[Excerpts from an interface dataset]
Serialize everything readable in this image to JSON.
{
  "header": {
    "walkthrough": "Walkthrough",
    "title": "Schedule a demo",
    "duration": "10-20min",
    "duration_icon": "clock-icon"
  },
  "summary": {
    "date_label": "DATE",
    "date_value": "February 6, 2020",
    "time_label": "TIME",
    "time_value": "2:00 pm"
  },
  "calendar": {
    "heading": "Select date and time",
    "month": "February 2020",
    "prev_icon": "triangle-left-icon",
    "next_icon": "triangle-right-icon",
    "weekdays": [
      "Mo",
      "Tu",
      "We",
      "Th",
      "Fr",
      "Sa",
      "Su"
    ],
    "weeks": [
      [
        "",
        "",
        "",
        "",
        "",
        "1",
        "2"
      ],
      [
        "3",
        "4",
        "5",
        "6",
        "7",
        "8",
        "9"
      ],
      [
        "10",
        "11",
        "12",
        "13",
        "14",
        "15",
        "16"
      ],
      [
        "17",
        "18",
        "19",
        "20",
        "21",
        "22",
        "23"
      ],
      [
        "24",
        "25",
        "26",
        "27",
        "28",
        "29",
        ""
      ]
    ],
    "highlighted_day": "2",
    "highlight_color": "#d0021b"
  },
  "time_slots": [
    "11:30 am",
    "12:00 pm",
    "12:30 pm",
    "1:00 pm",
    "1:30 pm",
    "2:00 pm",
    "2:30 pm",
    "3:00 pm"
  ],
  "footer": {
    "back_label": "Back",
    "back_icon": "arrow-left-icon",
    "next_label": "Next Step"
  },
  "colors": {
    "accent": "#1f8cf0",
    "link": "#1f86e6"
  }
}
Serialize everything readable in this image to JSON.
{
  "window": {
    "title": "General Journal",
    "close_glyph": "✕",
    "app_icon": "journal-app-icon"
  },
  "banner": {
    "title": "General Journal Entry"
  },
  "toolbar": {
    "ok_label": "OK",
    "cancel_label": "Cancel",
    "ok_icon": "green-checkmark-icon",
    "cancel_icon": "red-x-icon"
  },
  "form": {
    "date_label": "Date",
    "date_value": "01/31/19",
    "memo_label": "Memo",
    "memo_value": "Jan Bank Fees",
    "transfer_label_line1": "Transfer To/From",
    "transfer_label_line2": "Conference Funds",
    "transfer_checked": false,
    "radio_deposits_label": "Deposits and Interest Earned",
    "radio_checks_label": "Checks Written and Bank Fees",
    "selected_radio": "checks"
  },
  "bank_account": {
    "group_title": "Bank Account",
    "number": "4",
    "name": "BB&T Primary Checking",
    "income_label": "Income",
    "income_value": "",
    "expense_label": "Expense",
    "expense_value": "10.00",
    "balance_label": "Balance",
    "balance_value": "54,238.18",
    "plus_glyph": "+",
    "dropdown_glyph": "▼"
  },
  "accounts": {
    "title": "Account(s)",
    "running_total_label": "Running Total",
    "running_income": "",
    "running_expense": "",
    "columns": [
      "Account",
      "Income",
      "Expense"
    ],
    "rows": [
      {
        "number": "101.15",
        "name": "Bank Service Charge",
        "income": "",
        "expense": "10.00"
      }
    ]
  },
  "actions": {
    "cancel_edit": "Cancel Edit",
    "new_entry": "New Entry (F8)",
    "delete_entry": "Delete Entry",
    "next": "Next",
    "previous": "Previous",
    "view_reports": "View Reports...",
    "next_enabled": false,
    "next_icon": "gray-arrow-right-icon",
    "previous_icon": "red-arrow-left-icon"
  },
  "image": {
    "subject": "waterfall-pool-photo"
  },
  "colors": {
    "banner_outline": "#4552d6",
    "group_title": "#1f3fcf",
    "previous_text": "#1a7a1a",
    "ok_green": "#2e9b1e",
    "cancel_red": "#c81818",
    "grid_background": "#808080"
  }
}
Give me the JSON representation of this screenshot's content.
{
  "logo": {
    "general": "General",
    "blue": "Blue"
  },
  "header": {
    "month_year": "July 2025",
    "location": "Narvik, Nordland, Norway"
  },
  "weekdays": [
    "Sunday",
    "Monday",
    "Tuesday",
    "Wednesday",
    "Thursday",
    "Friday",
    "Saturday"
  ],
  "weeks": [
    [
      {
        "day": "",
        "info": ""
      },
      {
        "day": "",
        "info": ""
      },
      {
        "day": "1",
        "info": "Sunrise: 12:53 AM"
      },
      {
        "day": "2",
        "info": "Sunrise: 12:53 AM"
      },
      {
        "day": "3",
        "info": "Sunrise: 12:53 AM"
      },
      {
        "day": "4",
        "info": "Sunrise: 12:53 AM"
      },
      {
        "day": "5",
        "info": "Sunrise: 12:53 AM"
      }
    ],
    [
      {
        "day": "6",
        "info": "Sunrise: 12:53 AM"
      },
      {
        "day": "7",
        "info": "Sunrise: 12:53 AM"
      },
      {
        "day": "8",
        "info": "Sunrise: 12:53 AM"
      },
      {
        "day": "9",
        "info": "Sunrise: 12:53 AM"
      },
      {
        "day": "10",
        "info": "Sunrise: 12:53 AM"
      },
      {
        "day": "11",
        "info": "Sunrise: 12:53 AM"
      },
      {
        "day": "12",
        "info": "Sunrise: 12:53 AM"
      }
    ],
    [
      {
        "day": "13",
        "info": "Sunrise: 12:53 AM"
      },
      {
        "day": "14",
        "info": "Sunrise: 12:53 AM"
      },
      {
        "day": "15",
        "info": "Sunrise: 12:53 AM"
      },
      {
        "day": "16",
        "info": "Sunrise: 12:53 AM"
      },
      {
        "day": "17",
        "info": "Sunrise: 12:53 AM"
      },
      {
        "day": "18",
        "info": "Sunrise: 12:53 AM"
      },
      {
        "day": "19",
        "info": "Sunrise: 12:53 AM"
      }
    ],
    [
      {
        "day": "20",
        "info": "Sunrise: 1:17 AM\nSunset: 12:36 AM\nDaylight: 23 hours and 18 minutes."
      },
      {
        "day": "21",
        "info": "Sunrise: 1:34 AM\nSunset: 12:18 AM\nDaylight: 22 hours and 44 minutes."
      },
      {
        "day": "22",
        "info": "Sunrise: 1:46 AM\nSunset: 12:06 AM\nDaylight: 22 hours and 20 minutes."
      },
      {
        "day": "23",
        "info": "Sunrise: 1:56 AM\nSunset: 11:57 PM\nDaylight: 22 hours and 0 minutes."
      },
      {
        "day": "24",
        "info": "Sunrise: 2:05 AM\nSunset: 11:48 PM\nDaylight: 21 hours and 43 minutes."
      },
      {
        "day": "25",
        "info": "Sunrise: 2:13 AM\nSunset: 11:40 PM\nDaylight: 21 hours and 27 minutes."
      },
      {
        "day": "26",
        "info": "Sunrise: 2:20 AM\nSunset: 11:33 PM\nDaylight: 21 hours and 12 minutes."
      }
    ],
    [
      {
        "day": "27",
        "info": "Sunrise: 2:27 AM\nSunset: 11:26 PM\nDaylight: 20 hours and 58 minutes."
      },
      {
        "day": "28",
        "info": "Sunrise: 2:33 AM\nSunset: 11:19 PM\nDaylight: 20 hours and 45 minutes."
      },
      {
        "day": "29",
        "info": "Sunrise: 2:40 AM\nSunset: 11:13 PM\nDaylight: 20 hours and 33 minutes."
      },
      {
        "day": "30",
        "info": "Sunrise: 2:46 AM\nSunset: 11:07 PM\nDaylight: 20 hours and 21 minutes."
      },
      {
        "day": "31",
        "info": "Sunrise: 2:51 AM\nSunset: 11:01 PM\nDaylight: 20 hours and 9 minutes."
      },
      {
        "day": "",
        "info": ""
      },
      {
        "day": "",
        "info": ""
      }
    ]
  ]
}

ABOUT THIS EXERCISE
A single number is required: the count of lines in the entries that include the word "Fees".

EXERCISE SOLUTION
2